Your objective: Copy, from the data below, every line that has "controls" in it.

Source data:
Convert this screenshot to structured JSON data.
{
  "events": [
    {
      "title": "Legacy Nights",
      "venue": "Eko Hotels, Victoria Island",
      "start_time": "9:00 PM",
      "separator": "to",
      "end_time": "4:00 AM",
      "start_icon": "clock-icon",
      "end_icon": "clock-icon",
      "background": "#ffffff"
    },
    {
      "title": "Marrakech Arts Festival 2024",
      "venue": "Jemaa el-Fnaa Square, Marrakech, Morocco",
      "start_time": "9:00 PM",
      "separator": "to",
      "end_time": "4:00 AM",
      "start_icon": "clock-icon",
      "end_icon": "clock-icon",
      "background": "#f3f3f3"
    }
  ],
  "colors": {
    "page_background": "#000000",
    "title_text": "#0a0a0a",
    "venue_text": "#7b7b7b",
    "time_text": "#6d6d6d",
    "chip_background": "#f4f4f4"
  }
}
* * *
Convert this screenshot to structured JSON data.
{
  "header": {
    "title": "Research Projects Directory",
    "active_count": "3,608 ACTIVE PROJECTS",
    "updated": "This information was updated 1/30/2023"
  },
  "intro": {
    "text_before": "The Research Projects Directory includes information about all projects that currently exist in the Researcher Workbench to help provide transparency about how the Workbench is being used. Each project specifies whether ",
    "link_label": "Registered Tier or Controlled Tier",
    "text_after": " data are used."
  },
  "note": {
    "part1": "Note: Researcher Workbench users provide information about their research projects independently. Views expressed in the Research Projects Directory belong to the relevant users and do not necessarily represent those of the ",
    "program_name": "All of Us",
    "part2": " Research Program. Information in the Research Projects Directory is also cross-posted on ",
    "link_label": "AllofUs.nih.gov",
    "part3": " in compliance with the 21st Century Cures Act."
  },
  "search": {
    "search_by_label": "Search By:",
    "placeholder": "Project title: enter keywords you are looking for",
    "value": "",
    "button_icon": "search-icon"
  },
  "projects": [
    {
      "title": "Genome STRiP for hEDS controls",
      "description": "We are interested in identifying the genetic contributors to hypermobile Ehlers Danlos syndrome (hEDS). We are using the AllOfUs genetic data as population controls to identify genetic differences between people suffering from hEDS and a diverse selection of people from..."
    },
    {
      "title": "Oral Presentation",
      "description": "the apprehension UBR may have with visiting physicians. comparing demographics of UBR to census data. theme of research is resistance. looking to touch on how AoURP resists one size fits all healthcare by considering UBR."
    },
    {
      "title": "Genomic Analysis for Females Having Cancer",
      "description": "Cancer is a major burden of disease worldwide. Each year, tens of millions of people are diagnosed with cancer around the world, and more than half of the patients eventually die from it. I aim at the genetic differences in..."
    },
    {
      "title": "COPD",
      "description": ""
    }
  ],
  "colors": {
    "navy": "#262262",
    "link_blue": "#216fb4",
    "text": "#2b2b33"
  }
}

Answer section:
      "title": "Genome STRiP for hEDS controls",
      "description": "We are interested in identifying the genetic contributors to hypermobile Ehlers Danlos syndrome (hEDS). We are using the AllOfUs genetic data as population controls to identify genetic differences between people suffering from hEDS and a diverse selection of people from..."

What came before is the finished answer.